» ABOUT THIS TASK
Look through the listing below for lines containing the word "линейная". State only their number.

== RECORDS ==

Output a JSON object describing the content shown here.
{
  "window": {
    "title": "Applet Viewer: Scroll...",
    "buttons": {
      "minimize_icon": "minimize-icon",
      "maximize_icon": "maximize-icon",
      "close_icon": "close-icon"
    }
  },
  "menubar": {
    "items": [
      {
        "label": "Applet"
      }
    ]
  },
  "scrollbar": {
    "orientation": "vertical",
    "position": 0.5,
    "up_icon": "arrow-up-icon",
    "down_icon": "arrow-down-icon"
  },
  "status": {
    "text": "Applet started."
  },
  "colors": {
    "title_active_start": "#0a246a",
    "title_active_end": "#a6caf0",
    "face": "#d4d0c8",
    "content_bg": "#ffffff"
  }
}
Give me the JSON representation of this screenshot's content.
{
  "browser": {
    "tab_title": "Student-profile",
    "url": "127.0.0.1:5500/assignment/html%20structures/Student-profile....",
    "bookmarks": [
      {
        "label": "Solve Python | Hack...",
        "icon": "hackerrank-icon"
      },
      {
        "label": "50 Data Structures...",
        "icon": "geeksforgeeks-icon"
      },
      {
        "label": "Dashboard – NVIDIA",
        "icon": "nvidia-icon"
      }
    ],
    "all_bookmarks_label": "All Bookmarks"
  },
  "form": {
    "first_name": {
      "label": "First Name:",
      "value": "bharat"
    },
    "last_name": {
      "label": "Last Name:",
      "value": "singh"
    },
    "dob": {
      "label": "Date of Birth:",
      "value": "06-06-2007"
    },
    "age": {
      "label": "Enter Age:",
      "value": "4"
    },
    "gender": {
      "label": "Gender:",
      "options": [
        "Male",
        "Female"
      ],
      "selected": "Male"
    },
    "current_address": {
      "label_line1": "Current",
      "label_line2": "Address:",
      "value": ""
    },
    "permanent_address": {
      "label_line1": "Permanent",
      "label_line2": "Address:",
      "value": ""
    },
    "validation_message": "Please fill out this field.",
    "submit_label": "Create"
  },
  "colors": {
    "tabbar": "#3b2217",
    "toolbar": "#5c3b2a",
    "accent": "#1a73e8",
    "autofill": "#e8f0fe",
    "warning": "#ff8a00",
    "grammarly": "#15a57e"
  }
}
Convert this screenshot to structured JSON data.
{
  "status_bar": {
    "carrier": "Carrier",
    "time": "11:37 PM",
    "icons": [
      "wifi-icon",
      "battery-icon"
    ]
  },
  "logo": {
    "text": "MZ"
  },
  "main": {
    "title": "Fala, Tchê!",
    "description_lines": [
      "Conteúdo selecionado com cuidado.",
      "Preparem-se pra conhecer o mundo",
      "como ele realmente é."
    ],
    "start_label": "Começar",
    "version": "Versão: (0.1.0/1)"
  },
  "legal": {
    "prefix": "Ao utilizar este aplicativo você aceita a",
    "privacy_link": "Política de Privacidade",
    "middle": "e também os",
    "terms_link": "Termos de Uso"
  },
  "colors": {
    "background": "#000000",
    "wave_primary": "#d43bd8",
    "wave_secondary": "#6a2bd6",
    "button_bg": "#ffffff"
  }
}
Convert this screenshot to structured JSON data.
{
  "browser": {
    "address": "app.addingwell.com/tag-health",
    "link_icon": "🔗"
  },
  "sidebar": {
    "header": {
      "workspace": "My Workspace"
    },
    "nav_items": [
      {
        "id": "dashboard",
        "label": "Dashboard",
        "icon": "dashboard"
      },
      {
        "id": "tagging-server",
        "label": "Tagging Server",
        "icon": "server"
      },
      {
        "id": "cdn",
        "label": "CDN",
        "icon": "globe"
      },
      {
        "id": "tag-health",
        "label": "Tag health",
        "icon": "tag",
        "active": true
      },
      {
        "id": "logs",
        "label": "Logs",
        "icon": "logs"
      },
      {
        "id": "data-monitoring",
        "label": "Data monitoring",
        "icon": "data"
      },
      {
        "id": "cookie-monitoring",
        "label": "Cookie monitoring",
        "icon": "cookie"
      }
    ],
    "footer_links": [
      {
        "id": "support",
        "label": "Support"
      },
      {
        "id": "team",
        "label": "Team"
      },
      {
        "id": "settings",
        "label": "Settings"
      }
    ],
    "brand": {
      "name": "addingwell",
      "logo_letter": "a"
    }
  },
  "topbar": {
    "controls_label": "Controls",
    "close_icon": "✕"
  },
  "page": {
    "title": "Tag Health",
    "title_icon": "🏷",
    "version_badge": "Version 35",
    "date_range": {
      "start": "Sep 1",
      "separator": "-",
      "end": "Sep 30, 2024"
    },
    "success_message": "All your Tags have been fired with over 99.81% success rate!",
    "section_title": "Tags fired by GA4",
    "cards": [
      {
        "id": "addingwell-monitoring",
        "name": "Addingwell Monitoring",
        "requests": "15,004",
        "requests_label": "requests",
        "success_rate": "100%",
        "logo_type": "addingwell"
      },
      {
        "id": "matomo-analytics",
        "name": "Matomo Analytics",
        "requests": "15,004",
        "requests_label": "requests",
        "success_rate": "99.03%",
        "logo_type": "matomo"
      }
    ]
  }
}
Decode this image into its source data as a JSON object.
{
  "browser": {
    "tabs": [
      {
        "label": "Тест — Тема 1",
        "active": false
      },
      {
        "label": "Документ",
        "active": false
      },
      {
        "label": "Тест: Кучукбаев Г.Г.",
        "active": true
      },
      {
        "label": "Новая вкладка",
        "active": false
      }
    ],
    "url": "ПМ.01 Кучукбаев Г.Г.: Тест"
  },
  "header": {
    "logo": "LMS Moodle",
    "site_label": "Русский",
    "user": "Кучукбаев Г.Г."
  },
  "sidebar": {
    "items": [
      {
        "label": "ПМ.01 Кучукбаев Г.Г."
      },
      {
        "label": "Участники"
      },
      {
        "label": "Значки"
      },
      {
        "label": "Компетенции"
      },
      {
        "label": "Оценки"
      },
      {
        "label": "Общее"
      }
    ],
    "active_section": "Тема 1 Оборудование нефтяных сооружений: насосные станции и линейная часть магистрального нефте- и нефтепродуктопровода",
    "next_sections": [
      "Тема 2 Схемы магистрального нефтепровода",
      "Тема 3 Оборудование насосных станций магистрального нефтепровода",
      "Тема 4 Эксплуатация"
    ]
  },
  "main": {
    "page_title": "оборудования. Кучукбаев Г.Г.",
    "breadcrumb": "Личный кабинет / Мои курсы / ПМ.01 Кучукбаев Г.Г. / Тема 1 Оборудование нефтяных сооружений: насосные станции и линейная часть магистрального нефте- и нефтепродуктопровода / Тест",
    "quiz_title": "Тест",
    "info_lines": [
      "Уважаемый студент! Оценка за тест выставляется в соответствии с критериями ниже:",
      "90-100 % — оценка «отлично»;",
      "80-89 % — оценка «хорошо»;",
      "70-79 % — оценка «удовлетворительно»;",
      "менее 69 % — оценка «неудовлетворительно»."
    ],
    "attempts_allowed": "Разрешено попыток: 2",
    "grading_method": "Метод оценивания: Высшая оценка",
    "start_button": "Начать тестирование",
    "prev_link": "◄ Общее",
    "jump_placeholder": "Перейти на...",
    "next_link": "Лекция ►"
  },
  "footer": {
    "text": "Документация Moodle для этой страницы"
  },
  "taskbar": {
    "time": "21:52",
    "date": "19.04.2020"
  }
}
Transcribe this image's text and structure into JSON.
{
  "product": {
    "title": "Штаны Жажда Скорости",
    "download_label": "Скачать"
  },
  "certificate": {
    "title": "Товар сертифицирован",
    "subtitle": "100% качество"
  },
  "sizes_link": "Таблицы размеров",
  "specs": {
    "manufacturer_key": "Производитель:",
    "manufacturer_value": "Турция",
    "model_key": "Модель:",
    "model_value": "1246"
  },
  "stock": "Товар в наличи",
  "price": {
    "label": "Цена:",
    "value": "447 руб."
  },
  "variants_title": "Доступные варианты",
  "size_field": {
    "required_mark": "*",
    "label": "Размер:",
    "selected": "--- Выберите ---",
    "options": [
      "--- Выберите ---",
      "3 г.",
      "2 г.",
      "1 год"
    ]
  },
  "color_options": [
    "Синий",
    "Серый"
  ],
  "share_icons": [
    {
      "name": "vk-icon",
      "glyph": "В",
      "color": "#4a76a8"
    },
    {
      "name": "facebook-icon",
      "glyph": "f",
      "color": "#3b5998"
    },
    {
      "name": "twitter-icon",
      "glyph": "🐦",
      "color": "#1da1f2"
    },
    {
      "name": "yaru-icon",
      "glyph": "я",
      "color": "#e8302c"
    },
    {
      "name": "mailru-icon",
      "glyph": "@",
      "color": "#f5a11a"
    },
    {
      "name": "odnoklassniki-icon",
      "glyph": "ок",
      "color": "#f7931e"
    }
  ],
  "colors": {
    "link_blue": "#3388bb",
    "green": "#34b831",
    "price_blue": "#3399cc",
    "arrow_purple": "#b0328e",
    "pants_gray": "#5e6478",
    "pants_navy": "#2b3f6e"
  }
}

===

» COMPLETED TASK
2